The video by political activist group Sh*tHarperDid has since drawn attention on Reddit. It was shot last week at a government press conference to celebrate authorities' "world-class" oil spill response.
Moore is the senior British Columbia MP and has been the lead federal government spokesperson addressing reporters about the spill response and clean-up.
He has repeatedly said the clean-up as "world class," claiming that 80 per cent of the toxic bunker fuel was cleaned up within the first 36 hours. Moore also said 95 percent was cleaned up as of April 11.
@mathrassa 80% of the spill was cleaned up in the first 36 hours, 95% was cleaned up in the first 60 hours. That is a job well done.— James Moore (@JamesMoore_org) April 12, 2015

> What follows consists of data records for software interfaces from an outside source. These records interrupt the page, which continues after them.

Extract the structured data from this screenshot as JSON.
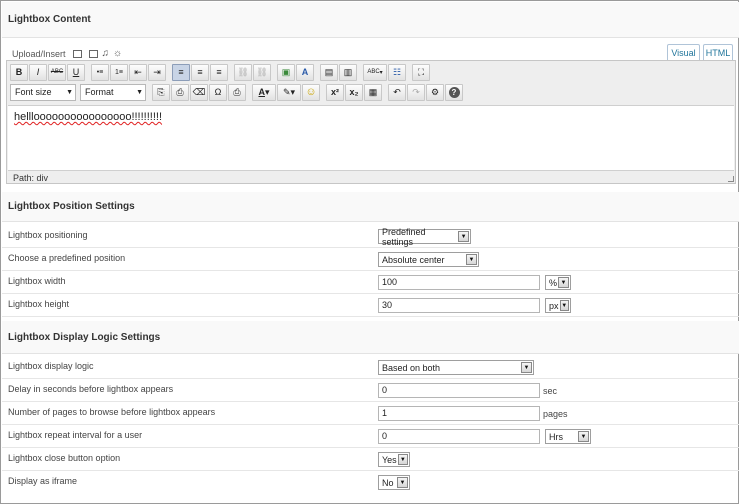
{
  "content_section": {
    "title": "Lightbox Content",
    "upload_label": "Upload/Insert",
    "tab_visual": "Visual",
    "tab_html": "HTML",
    "toolbar1": [
      "B",
      "I",
      "ABC",
      "U",
      "•≡",
      "1≡",
      "⇤",
      "⇥",
      "≡",
      "≡",
      "≡",
      "⛓",
      "⛓",
      "▣",
      "A",
      "▤",
      "▥",
      "ABC",
      "☷",
      "⛶"
    ],
    "font_size_label": "Font size",
    "format_label": "Format",
    "toolbar2": [
      "⎘",
      "⎙",
      "⌫",
      "Ω",
      "⎙",
      "A",
      "✎",
      "☺",
      "x²",
      "x₂",
      "▦",
      "↶",
      "↷",
      "⚙",
      "?"
    ],
    "editor_text": "hellloooooooooooooooo!!!!!!!!!!",
    "path_text": "Path: div"
  },
  "position_section": {
    "title": "Lightbox Position Settings",
    "rows": [
      {
        "label": "Lightbox positioning",
        "value": "Predefined settings"
      },
      {
        "label": "Choose a predefined position",
        "value": "Absolute center"
      },
      {
        "label": "Lightbox width",
        "value": "100",
        "unit": "%"
      },
      {
        "label": "Lightbox height",
        "value": "30",
        "unit": "px"
      }
    ]
  },
  "logic_section": {
    "title": "Lightbox Display Logic Settings",
    "rows": [
      {
        "label": "Lightbox display logic",
        "value": "Based on both"
      },
      {
        "label": "Delay in seconds before lightbox appears",
        "value": "0",
        "unit": "sec"
      },
      {
        "label": "Number of pages to browse before lightbox appears",
        "value": "1",
        "unit": "pages"
      },
      {
        "label": "Lightbox repeat interval for a user",
        "value": "0",
        "unit": "Hrs"
      },
      {
        "label": "Lightbox close button option",
        "value": "Yes"
      },
      {
        "label": "Display as iframe",
        "value": "No"
      }
    ]
  },
  "colors": {
    "accent": "#21759b",
    "spell_error": "#e02020",
    "active_tool": "#c8d4e6"
  }
}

Moore has also stated the now-closed Kitsilano Coast Guard station — a casualty of a Conservative government plan to amalgamate coastal response services with private firm West Coast Marine Response Corporation (WCMRC) — would have made no difference in spill response.
Minister Moore repeatedly dodged questions about his cleanup statements. In response to email questions about where he got his information, Moore's office wrote back:
"Operational questions should be directed toward the Canadian Coast Guard. Contact information can be found here: http://www.dfo-mpo.gc.ca/media/contacts-eng.htm."
Moore's numbers have been questioned by retired members of the Coast Guard station, including retired Commander Fred Moxey, who is featured in the video and has stated he is willing to sign an affidavit to support his claims.
Moxey told the Vancouver Observer he and his crew at the Kitsilano station were equipped and trained to respond to oil spills. He said their response time to the bay would have been six minutes, had the station remained open.
Disposal of toxic waste material pulled from English Bay
The destination and disposal of debris and contaminated clean up materials has yet to be fully disclosed.
The City of Vancouver has stated shoreline clean-up is under the direction of West Coast Marine Response Corporation (WCMRC).
WCMRC told the Vancouver Observer disposal of waste has been contracted out.
TerraPure environmental, a subcontractor hired by WCMRC has confirmed for the Vancouver Observer that they received "hydrocarbon (bunker fuel) contaminated water, as well as oily solid waste materials from the shoreline cleanup (oily booms, pads, driftwood, seaweed, PPE, etc.)" at their facility in Surrey.
In an emailed response, TerraPure spokesperson Greg Jones stated that "Liquid waste was processed through our industrial waste water treatment system for removal of contaminants."
Jones added that the toxic bunker fuel "has been recovered and recycled for reuse in bunker fuel markets."
According to Jones, contaminated water was processed through a multi-stage filtration process. He said TerraPure is currently "storing the oil-contaminated solid waste materials from shore line clean-up in secure containment bins" pending approval of a final disposal plan.
The City of Vancouver's most recent update reminds residents to stay out of the water.